hip- hop artist Method Man. The track will also appear in the game.
Mother creatives agree that he was a bit of an "unexpected choice,"
but was picked because he had a lot of credibility. Method Man's
own voice is very much present in the work. Creatives wrote a song
for him, which he used as a guide, but was also able to run with on
his own. "We wanted something that felt authentic to him and the
kind of music he makes," says Jordan Chouteau, creative at Mother.
The game also features voice overs from Creed Bratton from
The Office for quips and tidbits that will appear
For Mother, working on a video game versus a traditional film or
commercial meant a lot of blind faith. "It's much harder to see it
come together throughout the process," says David Hohusen,
creative. A lot of programming happens before anything even starts
to look like anything, he says. Mother also had to swap around some
hats internally. The project took two years, from conception to
"We never staffed up internally but we did use creatives in a
slightly non-traditional way," Tatarka says. For example, Hohusen
led creative despite not being either a copywriter or art director
-- simply an animator who loves video games. "Having him at the
heart of the project helped us stay focused on breaking out of the
Beefy Media, which specializes in video game production, took on
direction and production duties, while Playbrains acted as
developer.

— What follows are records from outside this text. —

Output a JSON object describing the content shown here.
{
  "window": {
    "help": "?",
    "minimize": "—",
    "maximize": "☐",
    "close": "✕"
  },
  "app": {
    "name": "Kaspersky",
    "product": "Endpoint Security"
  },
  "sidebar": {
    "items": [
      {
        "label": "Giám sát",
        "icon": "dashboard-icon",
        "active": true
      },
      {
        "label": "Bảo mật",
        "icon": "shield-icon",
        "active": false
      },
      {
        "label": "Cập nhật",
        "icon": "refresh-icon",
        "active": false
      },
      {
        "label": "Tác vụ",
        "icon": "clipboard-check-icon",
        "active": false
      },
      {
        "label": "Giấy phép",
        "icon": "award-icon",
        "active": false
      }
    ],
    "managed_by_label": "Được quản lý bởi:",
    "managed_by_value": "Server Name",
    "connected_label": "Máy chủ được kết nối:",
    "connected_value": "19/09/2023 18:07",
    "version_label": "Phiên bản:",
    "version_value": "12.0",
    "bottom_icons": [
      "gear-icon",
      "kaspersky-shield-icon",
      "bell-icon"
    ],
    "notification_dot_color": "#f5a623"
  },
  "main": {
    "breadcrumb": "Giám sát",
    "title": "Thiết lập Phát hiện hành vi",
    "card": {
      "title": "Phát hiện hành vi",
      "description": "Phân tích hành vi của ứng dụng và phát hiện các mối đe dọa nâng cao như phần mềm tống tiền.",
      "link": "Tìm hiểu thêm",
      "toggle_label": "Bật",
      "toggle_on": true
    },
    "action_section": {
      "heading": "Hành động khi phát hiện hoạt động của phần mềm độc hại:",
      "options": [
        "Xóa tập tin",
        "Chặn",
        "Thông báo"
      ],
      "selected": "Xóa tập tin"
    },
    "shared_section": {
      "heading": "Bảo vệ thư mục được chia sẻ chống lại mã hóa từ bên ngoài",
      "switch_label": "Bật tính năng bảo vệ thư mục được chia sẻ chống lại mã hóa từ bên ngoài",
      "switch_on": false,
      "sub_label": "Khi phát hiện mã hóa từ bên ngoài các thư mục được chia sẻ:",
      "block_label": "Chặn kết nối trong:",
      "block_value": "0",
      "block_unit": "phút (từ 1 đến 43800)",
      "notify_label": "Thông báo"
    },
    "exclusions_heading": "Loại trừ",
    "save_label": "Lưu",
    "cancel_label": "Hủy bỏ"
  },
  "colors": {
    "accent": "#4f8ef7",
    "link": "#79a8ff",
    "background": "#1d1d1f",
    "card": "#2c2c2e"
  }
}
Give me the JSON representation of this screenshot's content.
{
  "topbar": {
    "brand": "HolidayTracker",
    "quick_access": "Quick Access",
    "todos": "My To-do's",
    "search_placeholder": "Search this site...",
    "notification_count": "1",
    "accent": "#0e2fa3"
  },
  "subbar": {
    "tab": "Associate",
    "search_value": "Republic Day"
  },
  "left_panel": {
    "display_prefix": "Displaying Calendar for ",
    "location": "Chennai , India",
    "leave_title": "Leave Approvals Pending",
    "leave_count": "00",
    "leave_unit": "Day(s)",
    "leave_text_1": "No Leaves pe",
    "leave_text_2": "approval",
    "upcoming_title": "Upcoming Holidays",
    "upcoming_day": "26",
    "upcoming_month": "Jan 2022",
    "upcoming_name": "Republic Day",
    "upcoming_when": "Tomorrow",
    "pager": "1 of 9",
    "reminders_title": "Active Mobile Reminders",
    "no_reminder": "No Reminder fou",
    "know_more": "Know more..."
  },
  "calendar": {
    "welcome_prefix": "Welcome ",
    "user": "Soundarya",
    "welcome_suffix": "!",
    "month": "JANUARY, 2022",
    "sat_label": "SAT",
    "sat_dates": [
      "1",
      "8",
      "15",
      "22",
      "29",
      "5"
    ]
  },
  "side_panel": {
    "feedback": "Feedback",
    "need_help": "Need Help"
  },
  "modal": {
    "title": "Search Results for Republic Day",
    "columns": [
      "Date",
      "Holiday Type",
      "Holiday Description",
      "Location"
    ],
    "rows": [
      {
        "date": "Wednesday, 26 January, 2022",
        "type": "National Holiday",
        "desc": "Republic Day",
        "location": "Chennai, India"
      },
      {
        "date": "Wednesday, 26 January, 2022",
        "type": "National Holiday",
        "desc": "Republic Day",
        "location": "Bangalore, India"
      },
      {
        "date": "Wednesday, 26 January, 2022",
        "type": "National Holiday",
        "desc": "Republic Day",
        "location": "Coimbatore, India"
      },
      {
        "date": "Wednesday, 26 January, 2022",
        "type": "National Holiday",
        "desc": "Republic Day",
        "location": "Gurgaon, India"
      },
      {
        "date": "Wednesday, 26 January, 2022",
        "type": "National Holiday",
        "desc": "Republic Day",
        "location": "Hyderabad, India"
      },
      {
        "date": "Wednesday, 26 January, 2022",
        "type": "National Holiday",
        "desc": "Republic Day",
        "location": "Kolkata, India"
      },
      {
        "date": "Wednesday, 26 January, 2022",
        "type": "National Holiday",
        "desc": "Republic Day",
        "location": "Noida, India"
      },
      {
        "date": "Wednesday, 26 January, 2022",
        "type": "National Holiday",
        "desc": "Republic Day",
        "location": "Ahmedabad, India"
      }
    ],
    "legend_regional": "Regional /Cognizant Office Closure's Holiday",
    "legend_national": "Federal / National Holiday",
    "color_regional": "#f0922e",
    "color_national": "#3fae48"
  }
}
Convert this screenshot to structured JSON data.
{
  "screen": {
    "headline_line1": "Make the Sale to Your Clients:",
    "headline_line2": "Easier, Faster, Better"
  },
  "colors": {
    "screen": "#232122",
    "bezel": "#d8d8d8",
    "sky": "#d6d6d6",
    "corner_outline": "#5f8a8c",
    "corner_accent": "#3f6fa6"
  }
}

Mike Aaron, the producer on the project, said that since
video games are a new realm for Mother, the agency tried to find
people that understood that industry, making Beefy and Playbrains
natural choices for production partners.
Beefy's president, Adam Boyes, also leveraged some past
relationships while picking publisher. "We chose Capcom because
they stand for high quality," says Boyes, who worked as direction
of production at Capcom for three years until last year, according
to his bio. Capcom has been leveraged for marketing and PR as well.
"When it comes to making video games, there are so many moving
parts, and it's difficult for someone new to the space to be able
to envision what will be presented during the various stages of the
project," said Boyes. One big production challenge was that even
when a game is functionally complete, it looks incomplete on a
screen. What Mother brought to the table, said Boyes, was a lesson
to video game developers on how to bring a brand's identity to life
within a video game.
The game is available on multiple platforms, on PC, Xbox Live
Arcade and Playstation. "Each platform has its own inherent
challenge," says Boyes. "But our development partners, [Playbrains]
are really experienced."
Mother declined to comment on whether it will get any ownership
of the intellectual property or share in the profits from the sale
of the game.
The game is special because it makes no bones about morality or
goodness, just plain (or flavored) fun. "Most games reward you for
either being terrible…or being a hero," Hohusen says. "We
reward the player for both."